The camera box and lens in the hands of the competent photographer are what the brush and colors may be in the hands of the portrait painter. They are the means whereby he produces his portrait and stamps his individuality upon his work. Therefore, when we look back and consider the rude implements the pioneers in our art had to work with, we are often surprised that the work they produced was so really respectable in point of finish and excellence as it was.
Starling from a cigar box and a burning glass, not 50 years ago, the progress made, as represented by the instruments in use at this day, would seem to be fully equal to the advance from Fox Talbot's paper negative to that made on the Gelatine Dry plate.
As late as 25 years ago the box in general use con sisted of two sections of square wooden tube, one sliding inside the other, in telescopic style; to the front of the smaller section was attached the lens, and the focusing glass fitted into a groove in the rear of the larger section.
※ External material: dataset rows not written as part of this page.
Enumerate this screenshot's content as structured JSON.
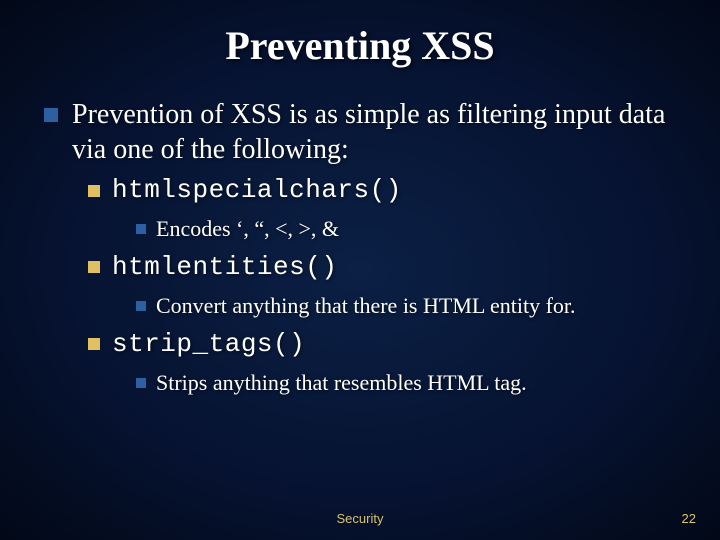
{
  "title": "Preventing XSS",
  "body": {
    "intro": "Prevention of XSS is as simple as filtering input data via one of the following:",
    "items": [
      {
        "fn": "htmlspecialchars()",
        "desc": "Encodes ‘, “, <, >, &"
      },
      {
        "fn": "htmlentities()",
        "desc": "Convert anything that there is HTML entity for."
      },
      {
        "fn": "strip_tags()",
        "desc": "Strips anything that resembles HTML tag."
      }
    ]
  },
  "footer": {
    "center": "Security",
    "page": "22"
  }
}
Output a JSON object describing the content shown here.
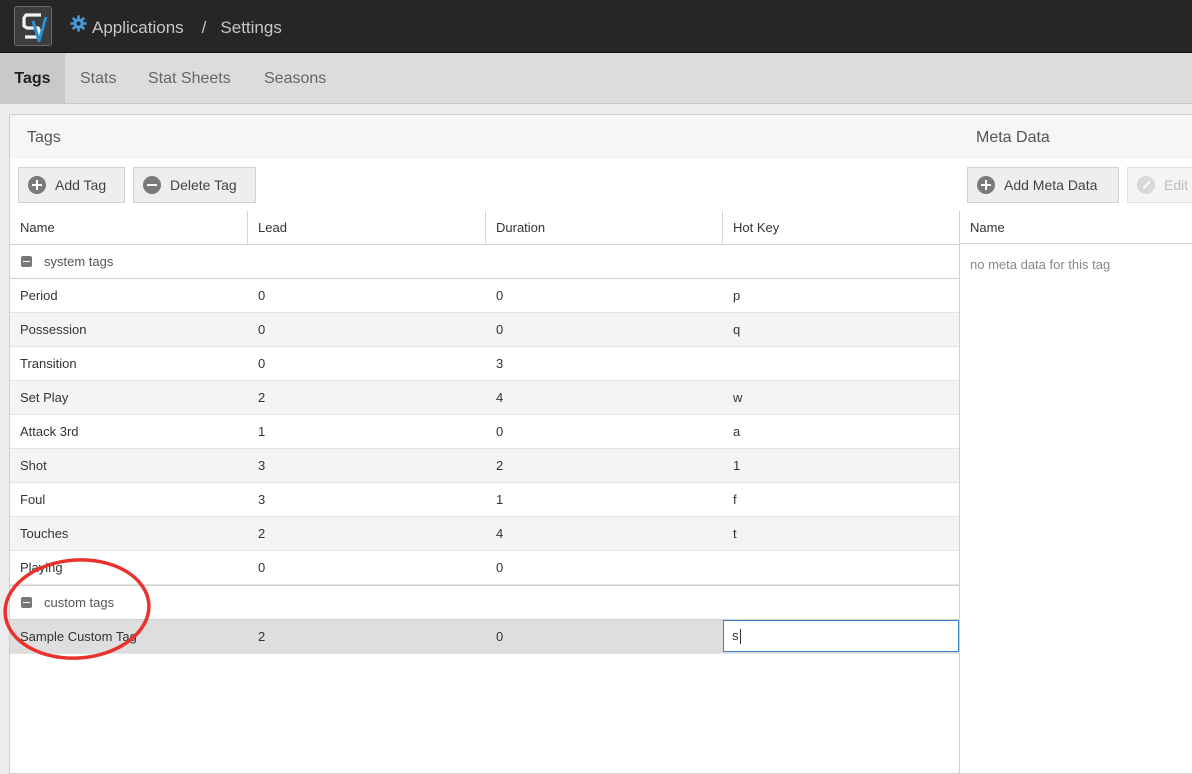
{
  "breadcrumb": {
    "app": "Applications",
    "separator": "/",
    "page": "Settings"
  },
  "tabs": [
    {
      "label": "Tags",
      "active": true
    },
    {
      "label": "Stats"
    },
    {
      "label": "Stat Sheets"
    },
    {
      "label": "Seasons"
    }
  ],
  "tags_panel": {
    "title": "Tags",
    "add_label": "Add Tag",
    "delete_label": "Delete Tag",
    "columns": [
      "Name",
      "Lead",
      "Duration",
      "Hot Key"
    ],
    "groups": [
      {
        "label": "system tags",
        "rows": [
          {
            "name": "Period",
            "lead": "0",
            "duration": "0",
            "hotkey": "p"
          },
          {
            "name": "Possession",
            "lead": "0",
            "duration": "0",
            "hotkey": "q"
          },
          {
            "name": "Transition",
            "lead": "0",
            "duration": "3",
            "hotkey": ""
          },
          {
            "name": "Set Play",
            "lead": "2",
            "duration": "4",
            "hotkey": "w"
          },
          {
            "name": "Attack 3rd",
            "lead": "1",
            "duration": "0",
            "hotkey": "a"
          },
          {
            "name": "Shot",
            "lead": "3",
            "duration": "2",
            "hotkey": "1"
          },
          {
            "name": "Foul",
            "lead": "3",
            "duration": "1",
            "hotkey": "f"
          },
          {
            "name": "Touches",
            "lead": "2",
            "duration": "4",
            "hotkey": "t"
          },
          {
            "name": "Playing",
            "lead": "0",
            "duration": "0",
            "hotkey": ""
          }
        ]
      },
      {
        "label": "custom tags",
        "rows": [
          {
            "name": "Sample Custom Tag",
            "lead": "2",
            "duration": "0",
            "hotkey": "s"
          }
        ]
      }
    ]
  },
  "meta_panel": {
    "title": "Meta Data",
    "add_label": "Add Meta Data",
    "edit_label": "Edit",
    "column": "Name",
    "empty_text": "no meta data for this tag"
  },
  "colors": {
    "topbar": "#262626",
    "accent": "#3b7fc4",
    "annotation": "#e8322b"
  },
  "icons": [
    "app-logo-icon",
    "gear-icon",
    "add-icon",
    "remove-icon",
    "collapse-icon",
    "edit-icon"
  ]
}
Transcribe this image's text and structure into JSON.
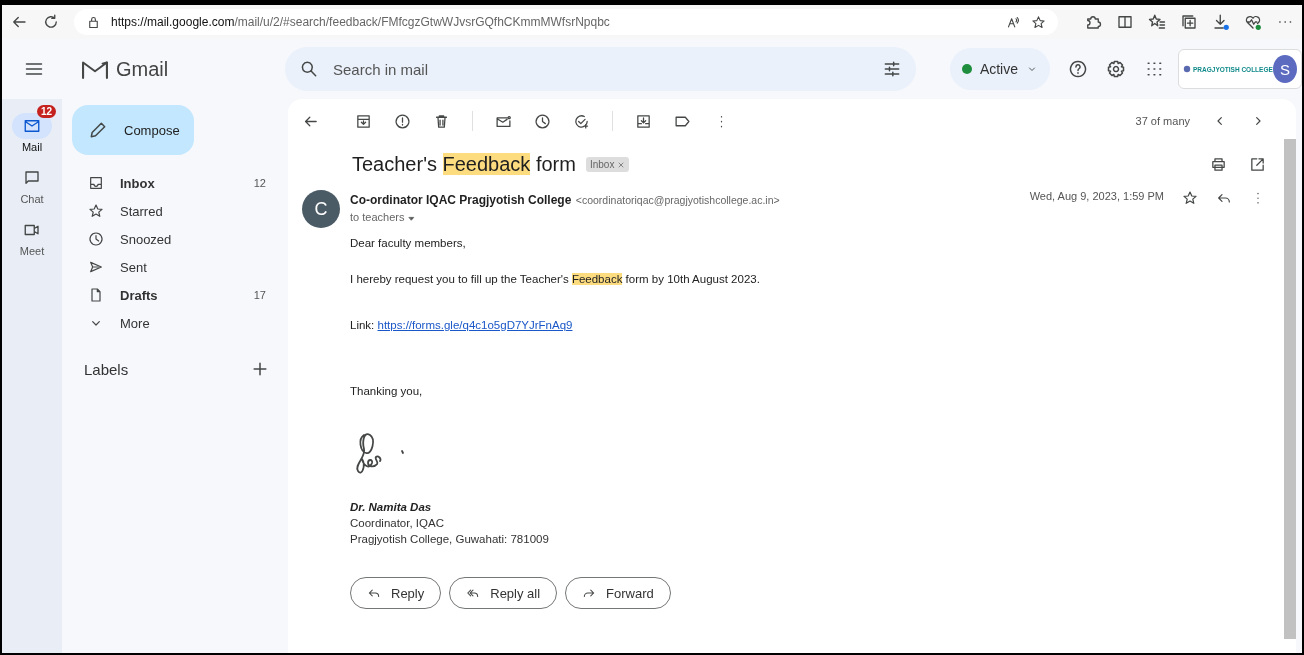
{
  "browser": {
    "url_host": "https://mail.google.com",
    "url_path": "/mail/u/2/#search/feedback/FMfcgzGtwWJvsrGQfhCKmmMWfsrNpqbc"
  },
  "header": {
    "app_name": "Gmail",
    "search": {
      "placeholder": "Search in mail"
    },
    "status": {
      "label": "Active",
      "color": "#1e8e3e"
    },
    "org_logo": "PRAGJYOTISH COLLEGE",
    "avatar": "S"
  },
  "rail": [
    {
      "label": "Mail",
      "selected": true,
      "badge": "12"
    },
    {
      "label": "Chat",
      "selected": false
    },
    {
      "label": "Meet",
      "selected": false
    }
  ],
  "compose": "Compose",
  "folders": [
    {
      "label": "Inbox",
      "count": "12",
      "selected": false,
      "bold": true
    },
    {
      "label": "Starred",
      "selected": false,
      "bold": false
    },
    {
      "label": "Snoozed",
      "selected": false,
      "bold": false
    },
    {
      "label": "Sent",
      "selected": false,
      "bold": false
    },
    {
      "label": "Drafts",
      "count": "17",
      "selected": false,
      "bold": true
    },
    {
      "label": "More",
      "selected": false,
      "bold": false
    }
  ],
  "labels_heading": "Labels",
  "pager": "37 of many",
  "message": {
    "subject": [
      {
        "text": "Teacher's ",
        "highlighted": false
      },
      {
        "text": "Feedback",
        "highlighted": true
      },
      {
        "text": " form",
        "highlighted": false
      }
    ],
    "label_chip": "Inbox",
    "sender_initial": "C",
    "sender_name": "Co-ordinator IQAC Pragjyotish College",
    "sender_email": "<coordinatoriqac@pragjyotishcollege.ac.in>",
    "recipients": "to teachers",
    "date": "Wed, Aug 9, 2023, 1:59 PM",
    "greeting": "Dear faculty members,",
    "request": [
      {
        "text": "I hereby request you to fill up the Teacher's ",
        "highlighted": false
      },
      {
        "text": "Feedback",
        "highlighted": true
      },
      {
        "text": " form by 10th August 2023.",
        "highlighted": false
      }
    ],
    "link_label": "Link:",
    "link": "https://forms.gle/q4c1o5gD7YJrFnAq9",
    "closing": "Thanking you,",
    "signer": "Dr. Namita Das",
    "signer_lines": [
      "Coordinator, IQAC",
      "Pragjyotish College, Guwahati: 781009"
    ]
  },
  "actions": [
    "Reply",
    "Reply all",
    "Forward"
  ]
}
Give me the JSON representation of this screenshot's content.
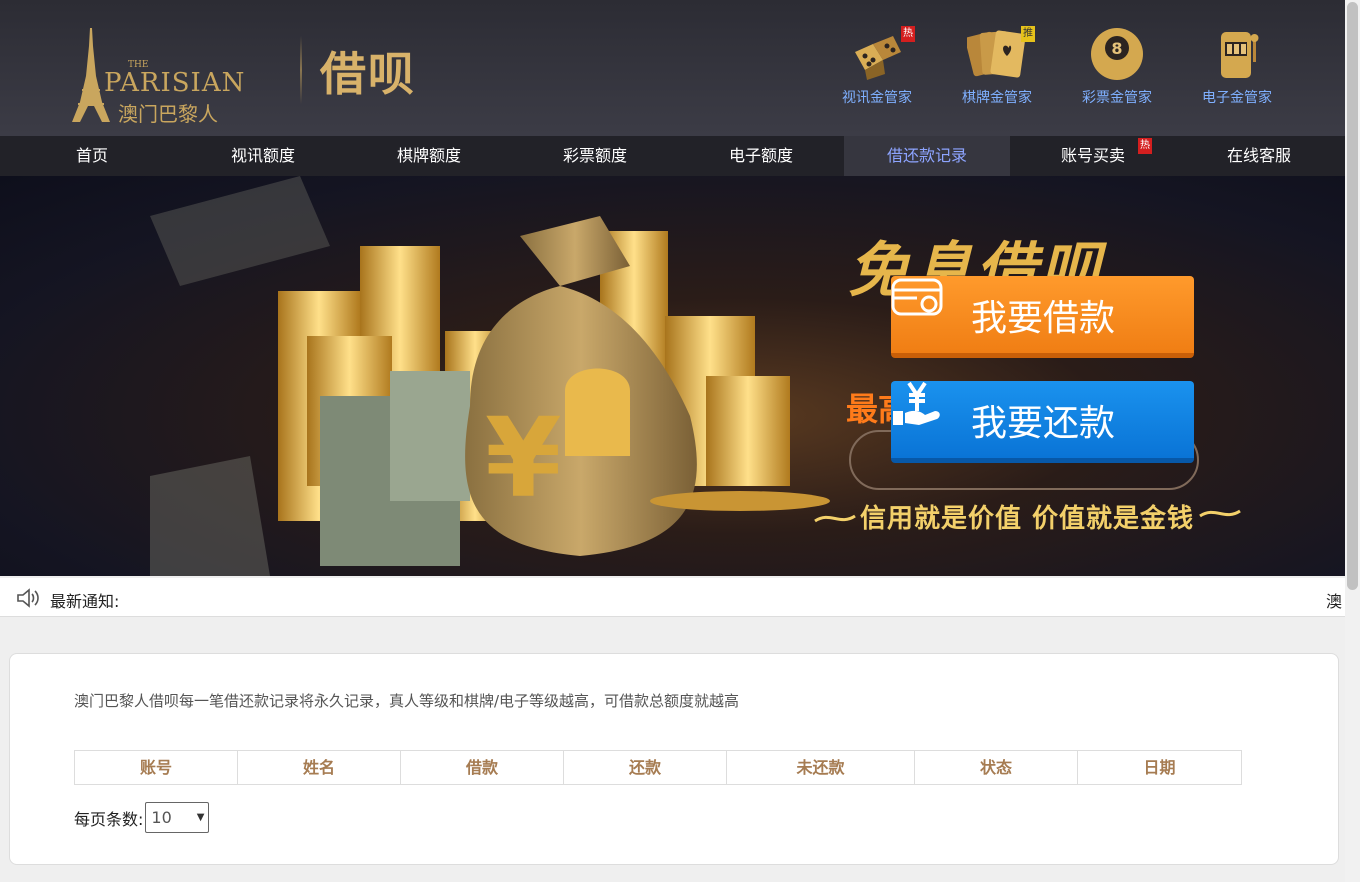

The lens afforded the means of adjusting the focus in its rack and pinion movement, and the ground glass had to be removed from its groove before the plate holder could be put in place.
This rude apparatus was considered in its time to be a very ingenious construction, but if the shades of Morse and Draper could contemplate the objects of art that have supplanted the rude constructions they were so familiar with and knew so well how to use, they might well wish themselves back among the living for the pleasure of working with one of the latest camera boxes.
The cameras of the present time seem constructed to meet every requirement of the most exacting intelligence. They are light, yet firm and durable, they are rigid as wood and metal can make them, and yet they are fitted to focus sharply all positions of the human form. They are complicated, yet extraordinarily convenient, and they are made in forms and sizes adapted to every possible use or demand.
There are four principal varieties of camera boxes in general use, viz:
The camera for positives, which includes the multiplier. The camera for negatives, wet or dry, for portraiture. The camera for copying, and the camera for viewing and out-door work; descriptive accounts of the several varieties will be given under their appropriate heads.